Though Lange and Sarandon kept me mesmerized throughout the eight-episode series, they weren’t the whole show. From the first episode to the last, ‘Bette and Joan’ did an exceptional job recreating the glamorous aura of old Hollywood. I consider myself an expert on the topic, and the attention to detail in the production design and especially the script continually impressed me. Yes, the writers took a fair degree of creative license, but they always stick close to the facts and dropped in countless morsels of trivia that added essential authenticity. (Only a classic movie junkie like me might have noticed them, but that made them doubly noteworthy.) That meticulous attention to detail is what really separates this miniseries from others in the same genre.

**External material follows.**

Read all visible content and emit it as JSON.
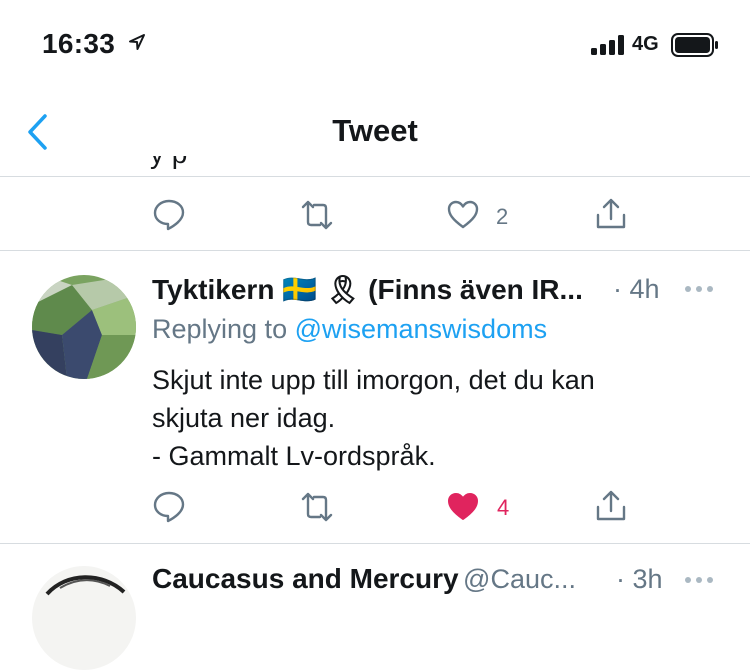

The casting is, in a word, superb. In addition to Lange and Sarandon, Alfred Molina as the beleaguered, browbeaten director Robert Aldrich, Judy Davis as poison-pen gossip columnist Hedda Hopper, Stanley Tucci as tough-as-nails studio chief Jack Warner, Dominic Burgess as eccentric actor Victor Buono, and Kathy Bates as the deliciously sassy, down-to-earth Joan Blondell all contribute excellent work. Only Catherine Zeta-Jones as Olivia de Havilland seems to be trying too hard.

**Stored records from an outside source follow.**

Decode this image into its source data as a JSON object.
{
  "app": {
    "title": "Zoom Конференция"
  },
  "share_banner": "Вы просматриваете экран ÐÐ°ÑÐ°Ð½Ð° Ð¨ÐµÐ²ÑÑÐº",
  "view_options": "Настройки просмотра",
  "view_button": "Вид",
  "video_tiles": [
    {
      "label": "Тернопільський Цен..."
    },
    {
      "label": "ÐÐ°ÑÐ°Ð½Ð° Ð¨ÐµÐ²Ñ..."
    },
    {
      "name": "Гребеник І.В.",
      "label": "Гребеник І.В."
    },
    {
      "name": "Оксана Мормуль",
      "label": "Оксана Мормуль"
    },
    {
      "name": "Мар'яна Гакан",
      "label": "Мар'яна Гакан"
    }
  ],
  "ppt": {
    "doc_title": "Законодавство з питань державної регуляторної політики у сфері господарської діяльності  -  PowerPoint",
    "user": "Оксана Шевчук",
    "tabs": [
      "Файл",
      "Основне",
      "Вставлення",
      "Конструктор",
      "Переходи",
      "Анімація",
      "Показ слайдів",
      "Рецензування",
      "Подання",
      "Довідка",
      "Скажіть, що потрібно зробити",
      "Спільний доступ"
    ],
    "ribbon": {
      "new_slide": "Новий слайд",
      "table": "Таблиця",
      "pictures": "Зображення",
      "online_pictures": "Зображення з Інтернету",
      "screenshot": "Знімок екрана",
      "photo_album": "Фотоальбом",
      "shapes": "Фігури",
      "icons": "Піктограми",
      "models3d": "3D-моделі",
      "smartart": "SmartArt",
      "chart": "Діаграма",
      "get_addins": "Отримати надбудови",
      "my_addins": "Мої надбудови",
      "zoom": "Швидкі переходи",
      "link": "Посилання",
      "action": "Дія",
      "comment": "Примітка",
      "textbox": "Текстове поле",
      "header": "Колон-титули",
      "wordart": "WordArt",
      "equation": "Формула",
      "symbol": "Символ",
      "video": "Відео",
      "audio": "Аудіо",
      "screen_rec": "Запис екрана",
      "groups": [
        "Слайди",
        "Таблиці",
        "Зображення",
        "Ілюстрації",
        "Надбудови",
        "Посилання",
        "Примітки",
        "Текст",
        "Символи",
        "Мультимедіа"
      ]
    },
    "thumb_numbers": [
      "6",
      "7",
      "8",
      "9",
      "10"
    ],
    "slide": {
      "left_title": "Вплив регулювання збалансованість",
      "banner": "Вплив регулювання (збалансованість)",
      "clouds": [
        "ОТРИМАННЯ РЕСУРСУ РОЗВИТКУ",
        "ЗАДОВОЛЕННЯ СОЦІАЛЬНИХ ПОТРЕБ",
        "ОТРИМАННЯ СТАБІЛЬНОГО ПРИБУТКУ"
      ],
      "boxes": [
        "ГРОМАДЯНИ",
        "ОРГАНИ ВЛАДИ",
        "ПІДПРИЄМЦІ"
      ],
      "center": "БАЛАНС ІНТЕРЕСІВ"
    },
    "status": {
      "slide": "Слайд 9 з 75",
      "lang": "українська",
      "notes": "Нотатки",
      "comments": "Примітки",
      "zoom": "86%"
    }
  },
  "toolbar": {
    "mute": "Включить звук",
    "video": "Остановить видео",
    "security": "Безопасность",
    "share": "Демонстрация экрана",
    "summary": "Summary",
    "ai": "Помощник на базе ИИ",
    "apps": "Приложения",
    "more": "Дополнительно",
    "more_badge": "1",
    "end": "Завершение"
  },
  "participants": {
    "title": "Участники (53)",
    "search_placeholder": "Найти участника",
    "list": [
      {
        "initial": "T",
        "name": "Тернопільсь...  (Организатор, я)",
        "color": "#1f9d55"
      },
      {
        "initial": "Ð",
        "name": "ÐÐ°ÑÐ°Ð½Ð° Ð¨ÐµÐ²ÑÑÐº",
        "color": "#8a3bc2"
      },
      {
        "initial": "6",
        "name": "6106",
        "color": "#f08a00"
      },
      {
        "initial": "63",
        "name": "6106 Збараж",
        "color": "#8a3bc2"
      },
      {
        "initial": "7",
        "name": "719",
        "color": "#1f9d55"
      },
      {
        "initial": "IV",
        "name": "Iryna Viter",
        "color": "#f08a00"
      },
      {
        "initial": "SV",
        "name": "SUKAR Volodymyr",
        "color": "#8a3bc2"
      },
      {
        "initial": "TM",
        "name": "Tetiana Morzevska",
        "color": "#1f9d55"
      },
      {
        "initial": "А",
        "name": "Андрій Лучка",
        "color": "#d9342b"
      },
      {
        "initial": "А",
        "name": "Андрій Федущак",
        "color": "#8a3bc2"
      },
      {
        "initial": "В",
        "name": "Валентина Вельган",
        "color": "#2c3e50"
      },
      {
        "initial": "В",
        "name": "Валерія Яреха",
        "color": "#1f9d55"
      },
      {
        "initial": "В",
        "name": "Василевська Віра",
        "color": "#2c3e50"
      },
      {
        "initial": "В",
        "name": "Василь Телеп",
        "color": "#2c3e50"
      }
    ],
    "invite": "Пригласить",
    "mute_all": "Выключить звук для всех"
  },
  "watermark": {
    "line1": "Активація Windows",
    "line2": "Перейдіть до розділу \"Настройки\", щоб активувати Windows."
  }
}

Does the show have factual errors, or at least a few instances where the truth is twisted to add more drama? Yes, and that’s to be expected. Did Hedda Hopper really conspire so deviously and continually with Crawford to bring down Davis? That’s open to debate. Did Crawford actively campaign against Davis during Oscar season? Also debatable. When Crawford famously tells a boardroom full of men to “Fuck off,” it wasn’t a group of executives from the William Morris Agency (as depicted in ‘Bette and Joan’), but rather the board of directors of Pepsi Cola, who unceremoniously ousted Crawford after her husband’s death. (The scene is accurately and memorably portrayed in ‘Mommie Dearest’.) And when Vivien Leigh was suggested as a replacement for Crawford in ‘Hush…Hush, Sweet Charlotte‘, it wasn’t Davis who nixed her. Leigh declined the role with the famous statement, “I can just about stand looking at Joan Crawford at six o’clock in the morning, but not Bette Davis.”

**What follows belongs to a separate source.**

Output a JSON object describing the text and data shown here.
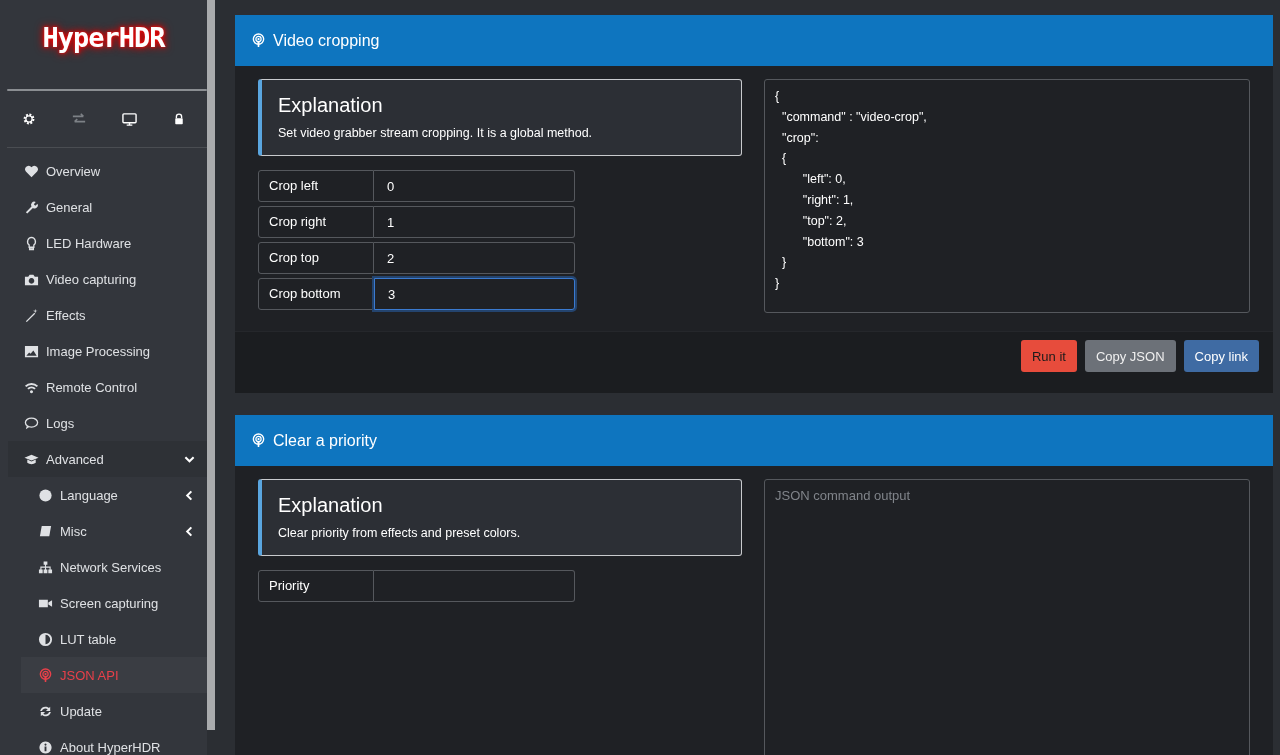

‘Feud’ will be back for at least another season (its next subject will be the turbulent marriage of Prince Charles and Princess Diana), but the follow-ups will have a tough time besting the original. ‘Bette and Joan’ is an unqualified hoot, but like the stars it salutes, it has enormous class and much more depth than meets the eye. Hollywood can be especially cruel to women, even those as lofty and gifted as Bette Davis and Joan Crawford. Beneath the barbs, tantrums, wily machinations, and delicious sparring, ‘Feud’ shows us how two old broads fought tooth and nail to survive in a male-dominated industry that values youth and beauty more than talent. It wasn’t pretty in the end, and they sacrificed more than we knew, but they did it. And we’ll always respect them, just as they – deep down and very grudgingly – respected each other.